Last season I switched bike saddles from ISM to CobbCycling. Working directly with John Cobb, he showed me that the ISM Adamo saddle was too wide for my hip size and it hindered my power output from my pedal stroke because my legs were pushed too far out wide. He outfitted my ride initially with the Cobb Plus saddle because it would provide pressure relief while at the same time remaining firm. When I race, I have a tendency to position myself on the nose of the saddle and it’s essential that I have adequate enough support up front to be able to maximize output.
|Cobb Plus saddle|
That was a great Cobb starter saddle for me. When I saw their new Gen2 saddle come out, I had a feeling that was the right seat for me. It has a bit of a bowed front to it, that allows me to lock in the seat at a more level position while still maintaining the ability to ride off the front of it, because of the downward shape to the nose.
The Gen2 saddle still allows for great pressure relief, in addition to a narrower elongated front that provides relief to the upper hamstrings. This new saddle also boasts a state-of-the-art convertible rear water system mount. In a nutshell it reduces the number of brackets, screws and clamps one would need for an ordinary mount system. It has also been wind-tunnel tested and proven to be the most aerodynamic mount system on the market.
|Gen 2 saddle|
If you haven’t tried out a Cobb saddle, there’s a major void in your cycling life. Get your hands on a saddle so you can understand first-hand why I’m writing this review. Cobb does more than simply manufacture a cool, supportive saddle. They understand what cyclists need out of their saddles and are constantly reworking their technology to maximize our comfort and ability.

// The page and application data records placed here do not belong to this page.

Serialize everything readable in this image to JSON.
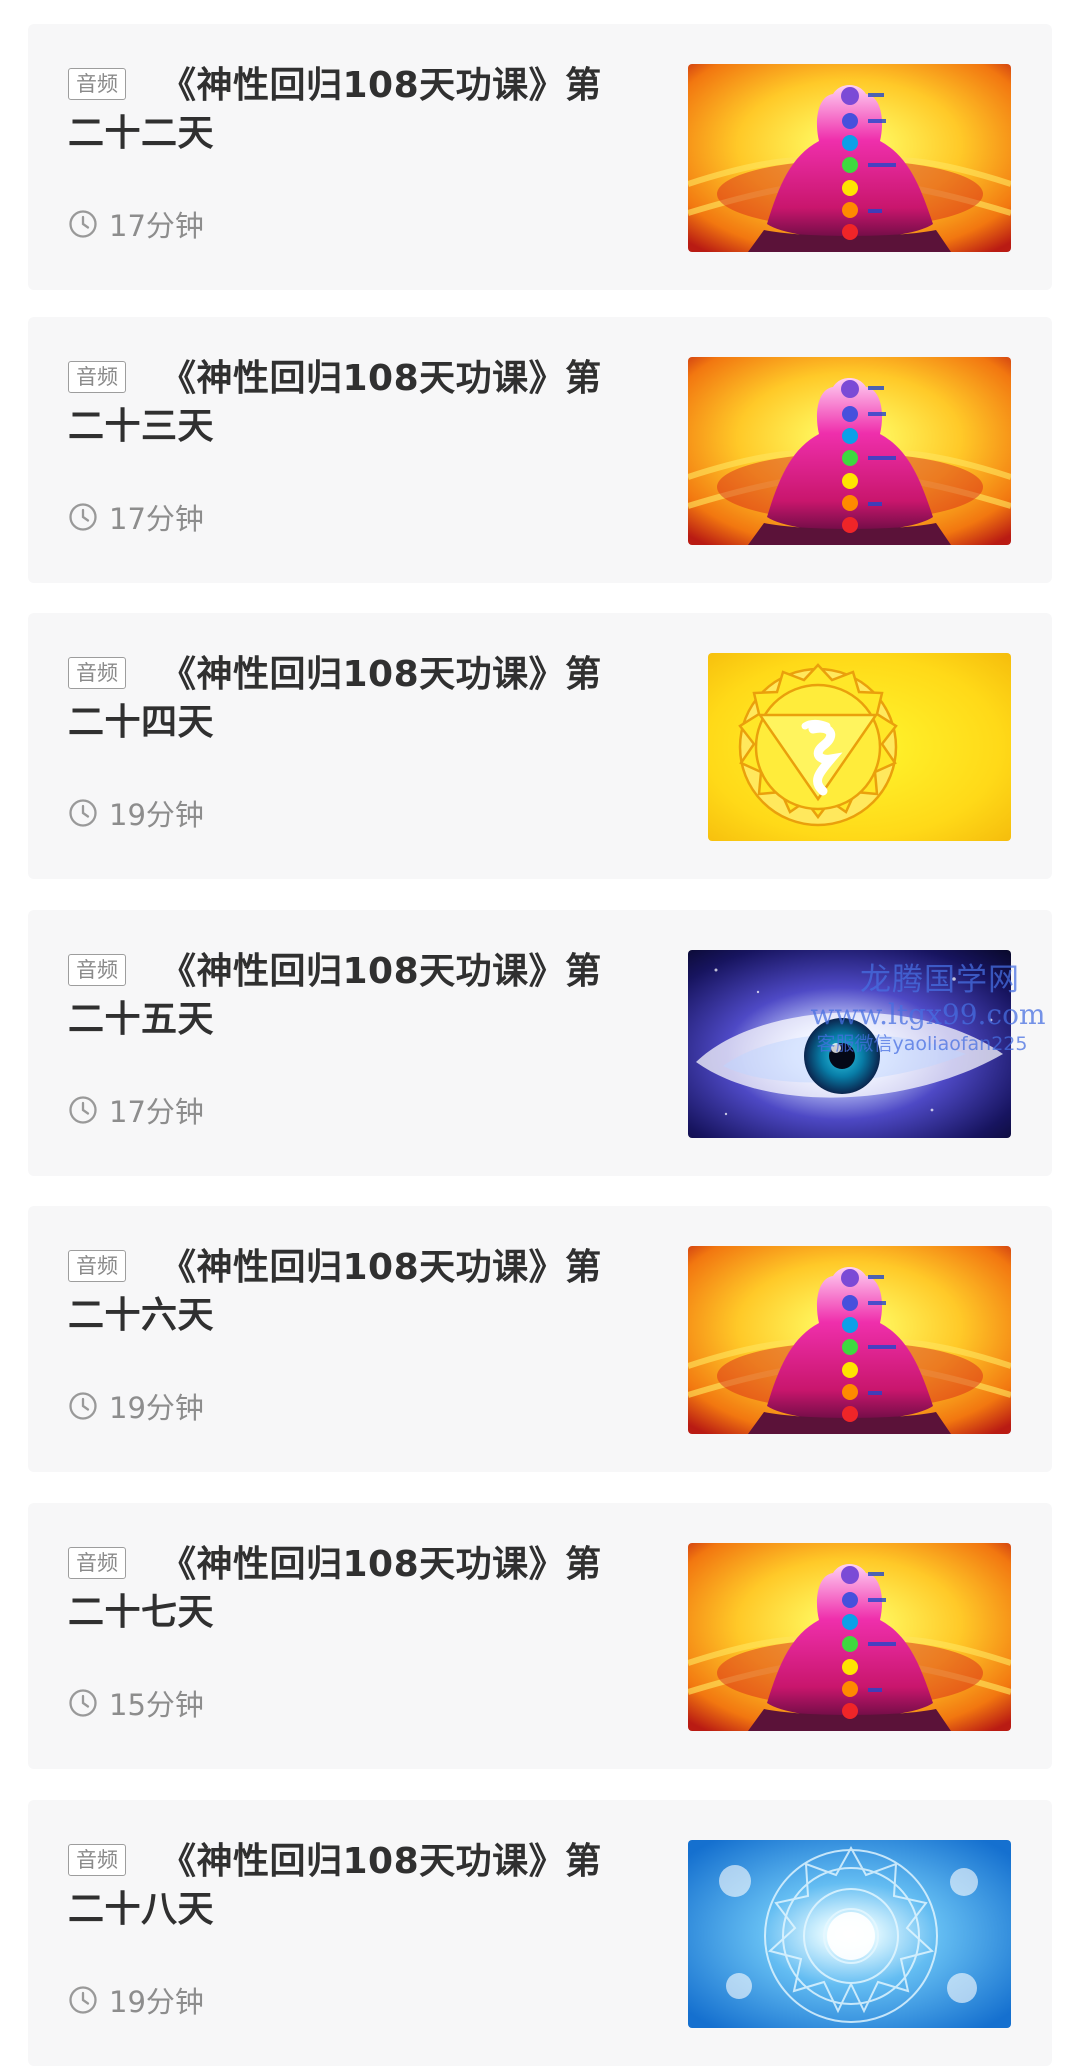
{
  "lessons": [
    {
      "tag": "音频",
      "title": "《神性回归108天功课》第二十二天",
      "duration": "17分钟",
      "thumbnail": "chakra-meditation-image"
    },
    {
      "tag": "音频",
      "title": "《神性回归108天功课》第二十三天",
      "duration": "17分钟",
      "thumbnail": "chakra-meditation-image"
    },
    {
      "tag": "音频",
      "title": "《神性回归108天功课》第二十四天",
      "duration": "19分钟",
      "thumbnail": "solar-plexus-chakra-symbol-image"
    },
    {
      "tag": "音频",
      "title": "《神性回归108天功课》第二十五天",
      "duration": "17分钟",
      "thumbnail": "cosmic-eye-image"
    },
    {
      "tag": "音频",
      "title": "《神性回归108天功课》第二十六天",
      "duration": "19分钟",
      "thumbnail": "chakra-meditation-image"
    },
    {
      "tag": "音频",
      "title": "《神性回归108天功课》第二十七天",
      "duration": "15分钟",
      "thumbnail": "chakra-meditation-image"
    },
    {
      "tag": "音频",
      "title": "《神性回归108天功课》第二十八天",
      "duration": "19分钟",
      "thumbnail": "blue-mandala-image"
    }
  ],
  "watermark": {
    "line1": "龙腾国学网",
    "line2": "www.ltgx99.com",
    "line3": "客服微信yaoliaofan225"
  },
  "colors": {
    "page_background": "#ffffff",
    "card_background": "#f7f7f8",
    "title_text": "#303030",
    "secondary_text": "#8d8d8d",
    "watermark_text": "#466ee1"
  }
}
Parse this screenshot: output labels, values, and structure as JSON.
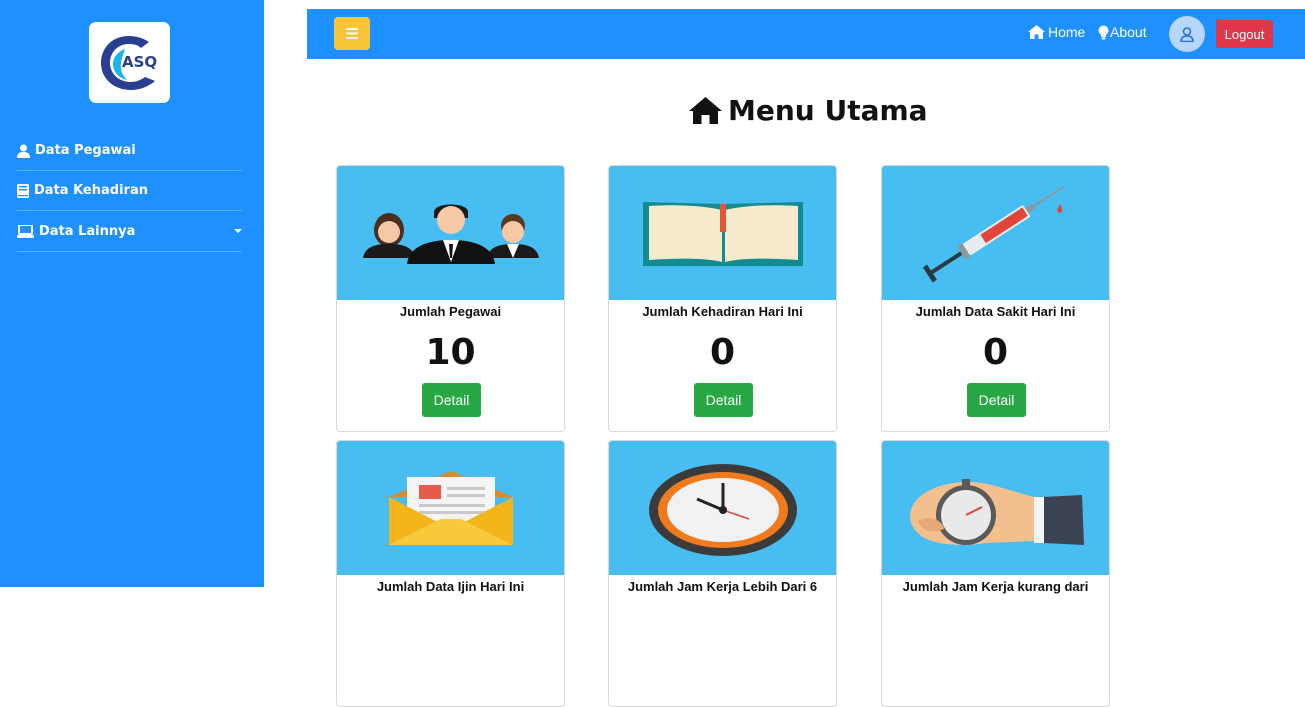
{
  "sidebar": {
    "logo_text": "ASQ",
    "items": [
      {
        "label": "Data Pegawai",
        "icon": "user-icon"
      },
      {
        "label": "Data Kehadiran",
        "icon": "book-icon"
      },
      {
        "label": "Data Lainnya",
        "icon": "laptop-icon"
      }
    ]
  },
  "topbar": {
    "home_label": "Home",
    "about_label": "About",
    "logout_label": "Logout"
  },
  "main": {
    "title": "Menu Utama",
    "cards": [
      {
        "title": "Jumlah Pegawai",
        "value": "10",
        "button": "Detail"
      },
      {
        "title": "Jumlah Kehadiran Hari Ini",
        "value": "0",
        "button": "Detail"
      },
      {
        "title": "Jumlah Data Sakit Hari Ini",
        "value": "0",
        "button": "Detail"
      },
      {
        "title": "Jumlah Data Ijin Hari Ini",
        "value": "",
        "button": ""
      },
      {
        "title": "Jumlah Jam Kerja Lebih Dari 6",
        "value": "",
        "button": ""
      },
      {
        "title": "Jumlah Jam Kerja kurang dari",
        "value": "",
        "button": ""
      }
    ]
  },
  "colors": {
    "sidebar": "#1e90ff",
    "toggle": "#f8c53a",
    "logout": "#e0364a",
    "detail": "#28a745",
    "card_image_bg": "#47bdf1"
  }
}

You can check out their saddles here. And for a quick review on the new Gen2 saddle from John Cobb, check that out here.
Thanks for reading, talk soon.